Exercise description:
What lines in the following entries hold the word "يارب"? Copy each one.

Data under study:

%%

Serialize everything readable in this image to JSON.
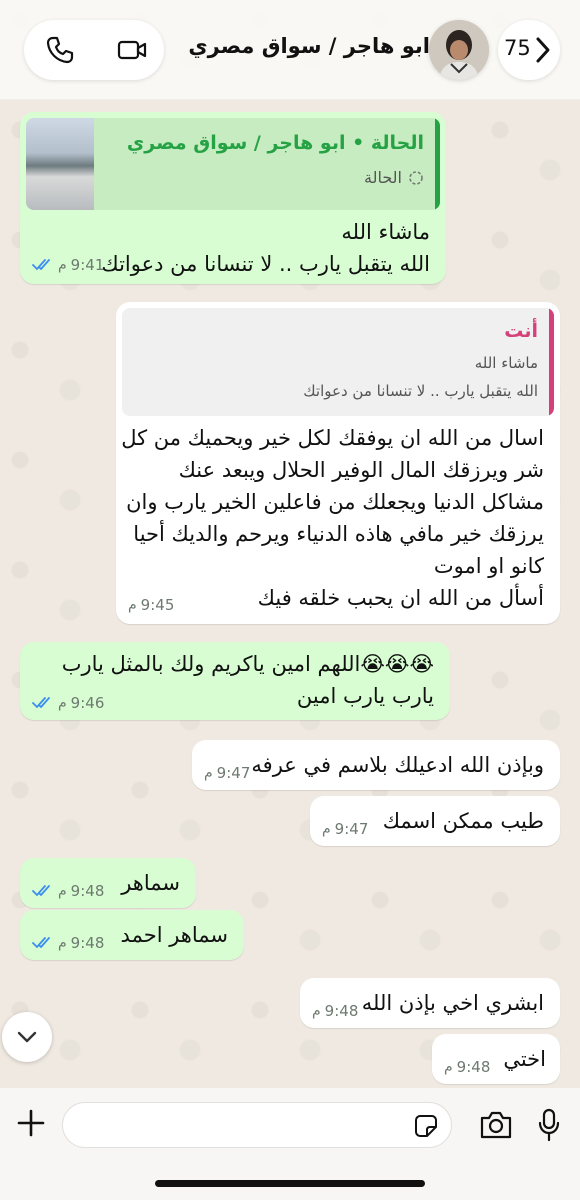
{
  "header": {
    "back_count": "75",
    "contact_name": "ابو هاجر / سواق مصري"
  },
  "messages": {
    "m1": {
      "quote_title": "الحالة • ابو هاجر / سواق مصري",
      "quote_sub": "الحالة",
      "lines": [
        "ماشاء الله",
        "الله يتقبل يارب .. لا تنسانا من دعواتك"
      ],
      "time": "9:41",
      "ampm": "م"
    },
    "m2": {
      "quote_author": "أنت",
      "quote_line1": "ماشاء الله",
      "quote_line2": "الله يتقبل يارب .. لا تنسانا من دعواتك",
      "lines": [
        "اسال من الله ان يوفقك لكل خير ويحميك من كل",
        "شر ويرزقك المال الوفير الحلال ويبعد عنك",
        "مشاكل الدنيا ويجعلك من فاعلين الخير يارب وان",
        "يرزقك خير مافي هاذه الدنياء ويرحم والديك أحيا",
        "كانو او اموت",
        "أسأل من الله ان يحبب خلقه فيك"
      ],
      "time": "9:45",
      "ampm": "م"
    },
    "m3": {
      "lines": [
        "😭😭😭اللهم امين ياكريم ولك بالمثل يارب",
        "يارب يارب امين"
      ],
      "time": "9:46",
      "ampm": "م"
    },
    "m4": {
      "text": "وبإذن الله ادعيلك بلاسم في عرفه",
      "time": "9:47",
      "ampm": "م"
    },
    "m5": {
      "text": "طيب ممكن اسمك",
      "time": "9:47",
      "ampm": "م"
    },
    "m6": {
      "text": "سماهر",
      "time": "9:48",
      "ampm": "م"
    },
    "m7": {
      "text": "سماهر احمد",
      "time": "9:48",
      "ampm": "م"
    },
    "m8": {
      "text": "ابشري اخي بإذن الله",
      "time": "9:48",
      "ampm": "م"
    },
    "m9": {
      "text": "اختي",
      "time": "9:48",
      "ampm": "م"
    }
  },
  "icons": [
    "phone-icon",
    "video-icon",
    "chevron-left-icon",
    "plus-icon",
    "sticker-icon",
    "camera-icon",
    "microphone-icon",
    "chevron-down-icon",
    "double-check-icon"
  ],
  "colors": {
    "outgoing_bubble": "#d8fdd2",
    "incoming_bubble": "#ffffff",
    "status_quote_accent": "#25a244",
    "own_quote_accent": "#d4417a",
    "read_ticks": "#3b8df0"
  }
}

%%

Reply to the exercise:
        "الله يتقبل يارب .. لا تنسانا من دعواتك"
      "quote_line2": "الله يتقبل يارب .. لا تنسانا من دعواتك",
        "مشاكل الدنيا ويجعلك من فاعلين الخير يارب وان",
        "😭😭😭اللهم امين ياكريم ولك بالمثل يارب",
        "يارب يارب امين"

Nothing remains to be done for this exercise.